Start of EXTRACTED DATA

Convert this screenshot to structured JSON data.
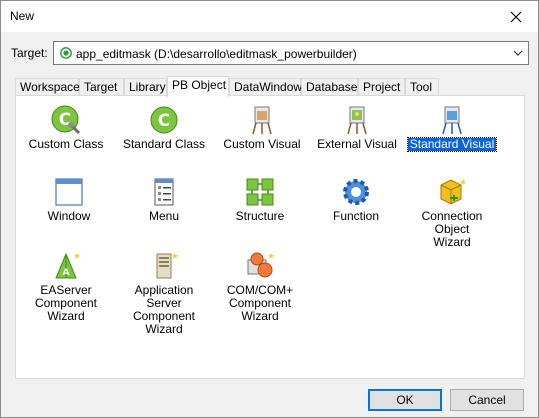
{
  "window": {
    "title": "New"
  },
  "target": {
    "label": "Target:",
    "value": "app_editmask (D:\\desarrollo\\editmask_powerbuilder)"
  },
  "tabs": [
    {
      "label": "Workspace",
      "active": false
    },
    {
      "label": "Target",
      "active": false
    },
    {
      "label": "Library",
      "active": false
    },
    {
      "label": "PB Object",
      "active": true
    },
    {
      "label": "DataWindow",
      "active": false
    },
    {
      "label": "Database",
      "active": false
    },
    {
      "label": "Project",
      "active": false
    },
    {
      "label": "Tool",
      "active": false
    }
  ],
  "items": [
    {
      "label": "Custom Class",
      "icon": "custom-class-icon",
      "selected": false
    },
    {
      "label": "Standard Class",
      "icon": "standard-class-icon",
      "selected": false
    },
    {
      "label": "Custom Visual",
      "icon": "custom-visual-icon",
      "selected": false
    },
    {
      "label": "External Visual",
      "icon": "external-visual-icon",
      "selected": false
    },
    {
      "label": "Standard Visual",
      "icon": "standard-visual-icon",
      "selected": true
    },
    {
      "label": "Window",
      "icon": "window-icon",
      "selected": false
    },
    {
      "label": "Menu",
      "icon": "menu-icon",
      "selected": false
    },
    {
      "label": "Structure",
      "icon": "structure-icon",
      "selected": false
    },
    {
      "label": "Function",
      "icon": "function-icon",
      "selected": false
    },
    {
      "label": "Connection Object Wizard",
      "label_lines": [
        "Connection Object",
        "Wizard"
      ],
      "icon": "connection-wizard-icon",
      "selected": false
    },
    {
      "label": "EAServer Component Wizard",
      "label_lines": [
        "EAServer",
        "Component Wizard"
      ],
      "icon": "easerver-wizard-icon",
      "selected": false
    },
    {
      "label": "Application Server Component Wizard",
      "label_lines": [
        "Application Server",
        "Component Wizard"
      ],
      "icon": "app-server-wizard-icon",
      "selected": false
    },
    {
      "label": "COM/COM+ Component Wizard",
      "label_lines": [
        "COM/COM+",
        "Component Wizard"
      ],
      "icon": "com-wizard-icon",
      "selected": false
    }
  ],
  "buttons": {
    "ok": "OK",
    "cancel": "Cancel"
  },
  "colors": {
    "selection": "#0a64d8",
    "accent_green": "#6cbf2a",
    "default_button_border": "#0078d7"
  }
}
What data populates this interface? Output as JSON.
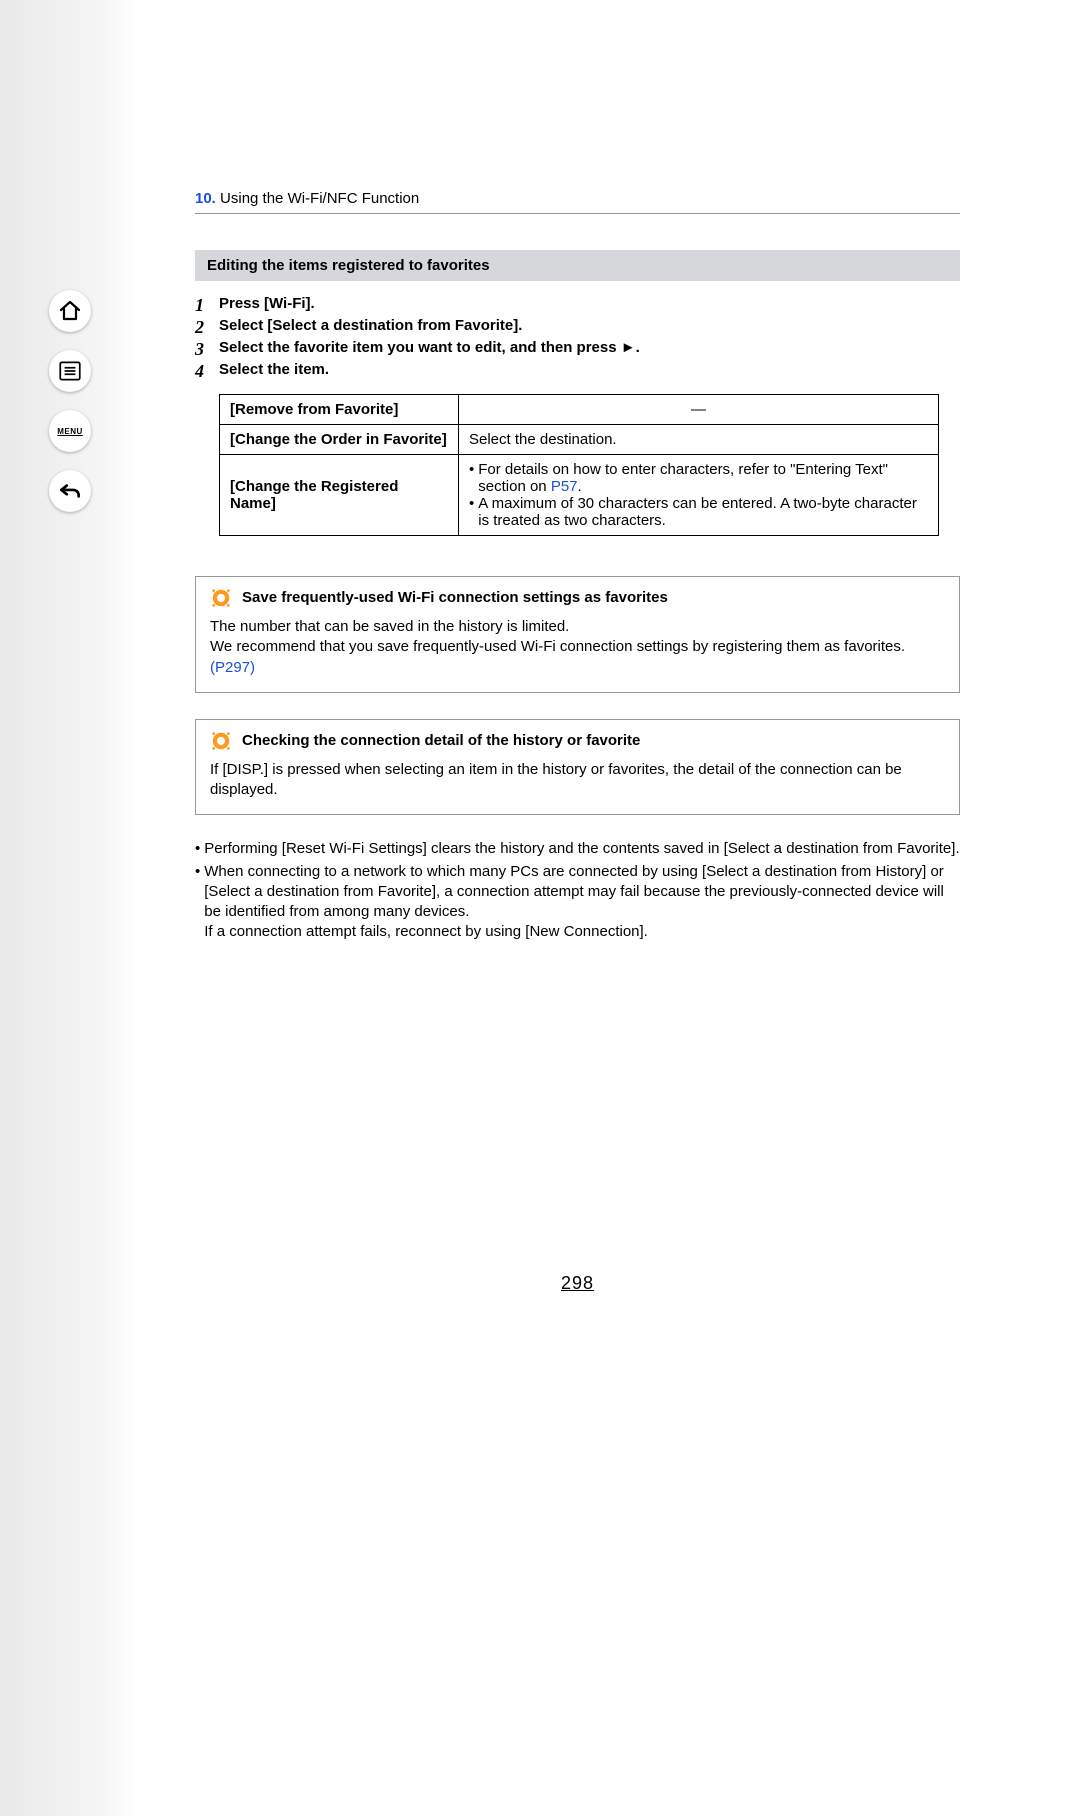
{
  "chapter": {
    "number": "10.",
    "title": "Using the Wi-Fi/NFC Function"
  },
  "sidebar": {
    "menu_label": "MENU"
  },
  "section_bar": "Editing the items registered to favorites",
  "steps": [
    {
      "n": "1",
      "text": "Press [Wi-Fi]."
    },
    {
      "n": "2",
      "text": "Select [Select a destination from Favorite]."
    },
    {
      "n": "3",
      "text": "Select the favorite item you want to edit, and then press ►."
    },
    {
      "n": "4",
      "text": "Select the item."
    }
  ],
  "table": {
    "row1_label": "[Remove from Favorite]",
    "row1_val": "—",
    "row2_label": "[Change the Order in Favorite]",
    "row2_val": "Select the destination.",
    "row3_label": "[Change the Registered Name]",
    "row3_b1a": "For details on how to enter characters, refer to \"Entering Text\" section on ",
    "row3_b1link": "P57",
    "row3_b1b": ".",
    "row3_b2": "A maximum of 30 characters can be entered. A two-byte character is treated as two characters."
  },
  "note1": {
    "title": "Save frequently-used Wi-Fi connection settings as favorites",
    "p1": "The number that can be saved in the history is limited.",
    "p2a": "We recommend that you save frequently-used Wi-Fi connection settings by registering them as favorites. ",
    "p2link": "(P297)"
  },
  "note2": {
    "title": "Checking the connection detail of the history or favorite",
    "p1": "If [DISP.] is pressed when selecting an item in the history or favorites, the detail of the connection can be displayed."
  },
  "bottom_notes": {
    "b1": "Performing [Reset Wi-Fi Settings] clears the history and the contents saved in [Select a destination from Favorite].",
    "b2": "When connecting to a network to which many PCs are connected by using [Select a destination from History] or [Select a destination from Favorite], a connection attempt may fail because the previously-connected device will be identified from among many devices.",
    "b2_2": "If a connection attempt fails, reconnect by using [New Connection]."
  },
  "page_number": "298"
}
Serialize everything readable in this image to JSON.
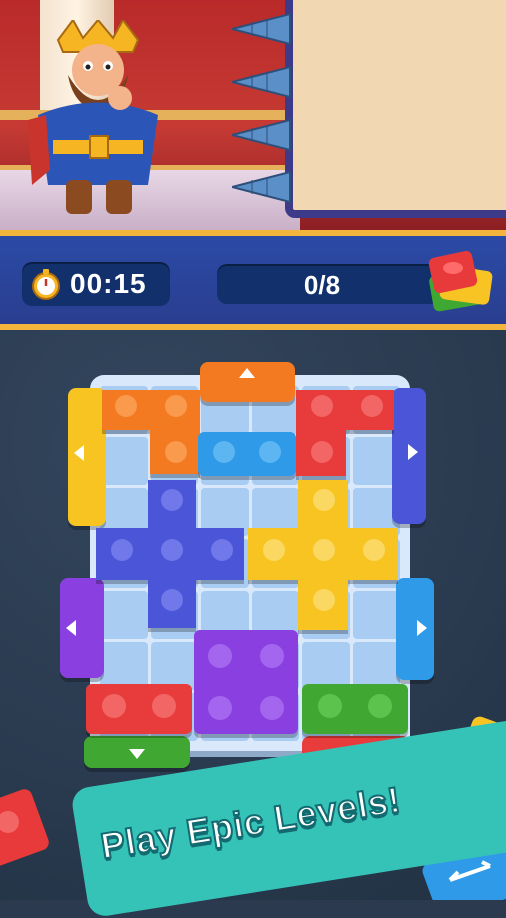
{
  "hud": {
    "timer": "00:15",
    "progress": "0/8"
  },
  "banner": {
    "text": "Play Epic Levels!"
  },
  "icons": [
    "stopwatch-icon",
    "blocks-stack-icon",
    "arrow-up-icon",
    "arrow-down-icon",
    "arrow-left-icon",
    "arrow-right-icon"
  ],
  "colors": {
    "orange": "#f47a22",
    "blue": "#2f9ae8",
    "red": "#e83a3a",
    "indigo": "#4b55d8",
    "yellow": "#f7c424",
    "purple": "#8a3fe0",
    "green": "#3fa832",
    "board": "#a9ccf3"
  }
}
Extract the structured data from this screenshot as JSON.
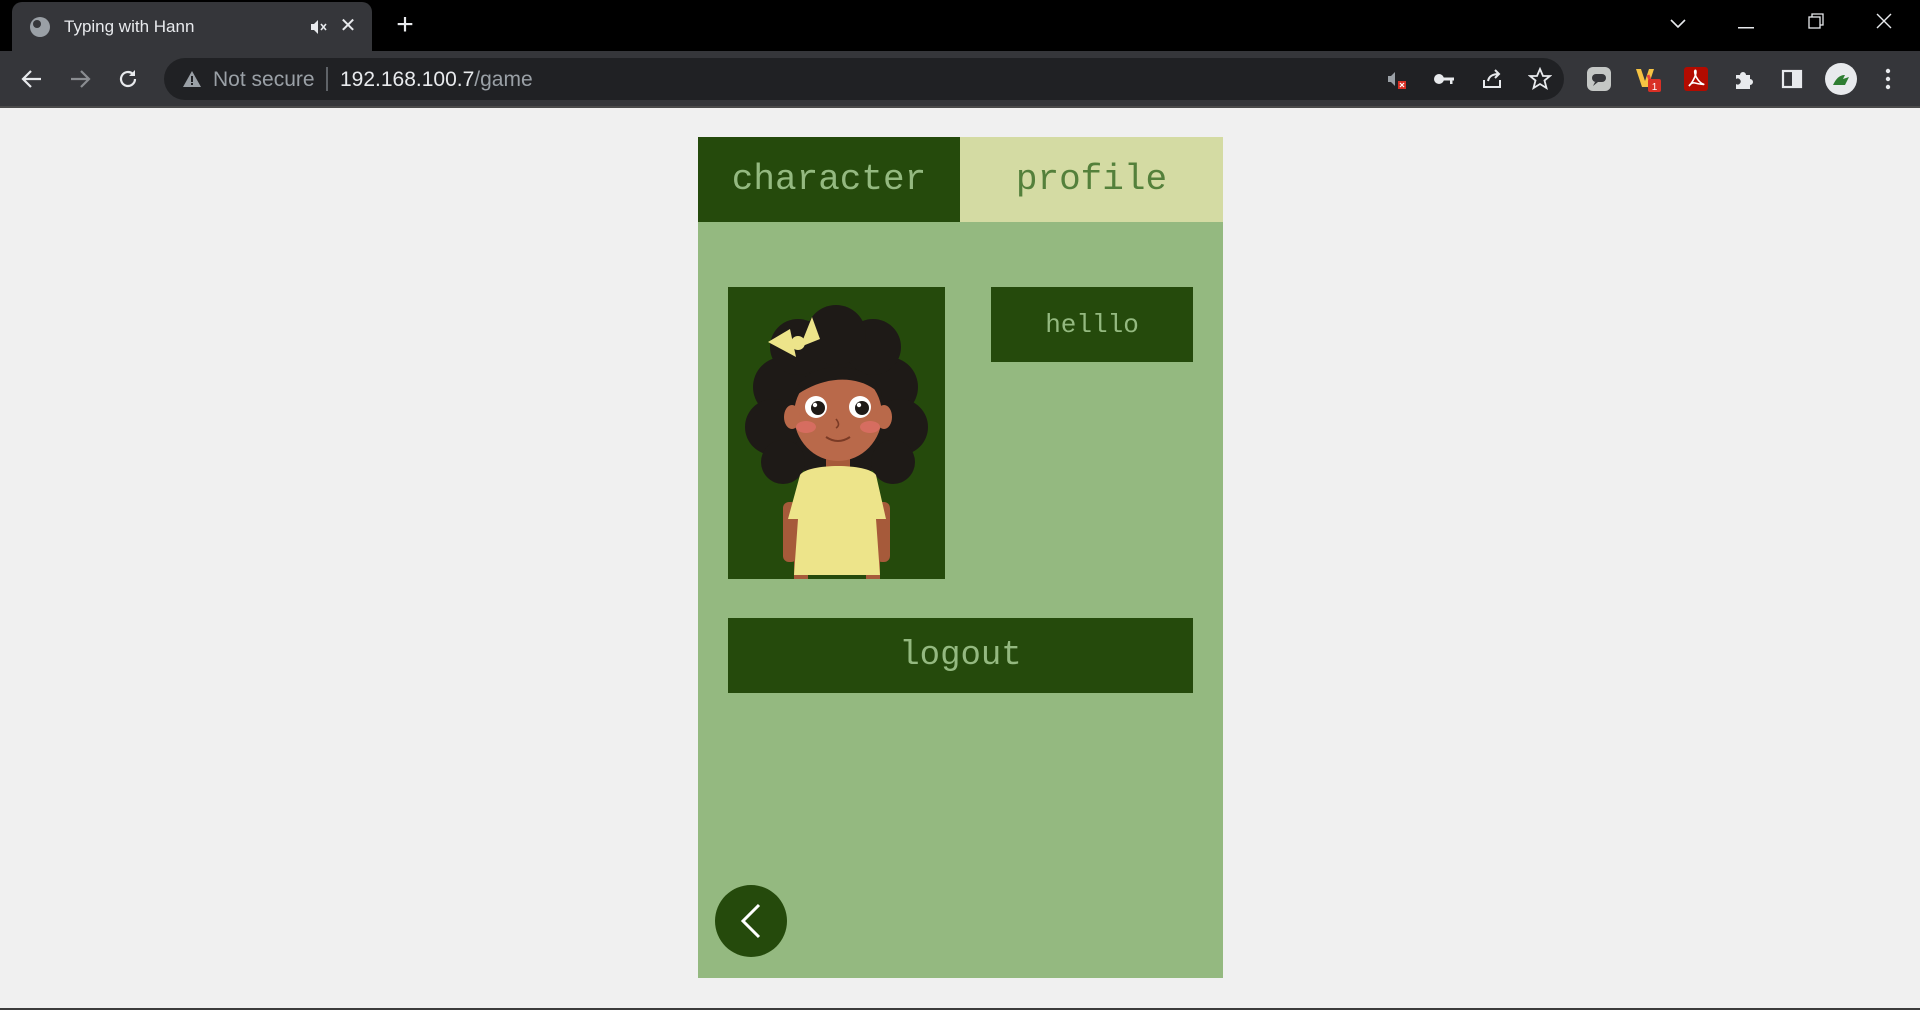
{
  "browser": {
    "tab_title": "Typing with Hann",
    "security_label": "Not secure",
    "url_host": "192.168.100.7",
    "url_path": "/game"
  },
  "game": {
    "tabs": [
      {
        "label": "character",
        "active": true
      },
      {
        "label": "profile",
        "active": false
      }
    ],
    "character_name": "helllo",
    "logout_label": "logout"
  },
  "colors": {
    "panel_bg": "#94b980",
    "dark_green": "#254a0c",
    "light_tab": "#d4dba3",
    "page_bg": "#f0f0f0"
  }
}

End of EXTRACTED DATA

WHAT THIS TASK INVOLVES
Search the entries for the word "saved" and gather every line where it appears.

REPLY
    "p1": "The number that can be saved in the history is limited.",
    "b1": "Performing [Reset Wi-Fi Settings] clears the history and the contents saved in [Select a destination from Favorite].",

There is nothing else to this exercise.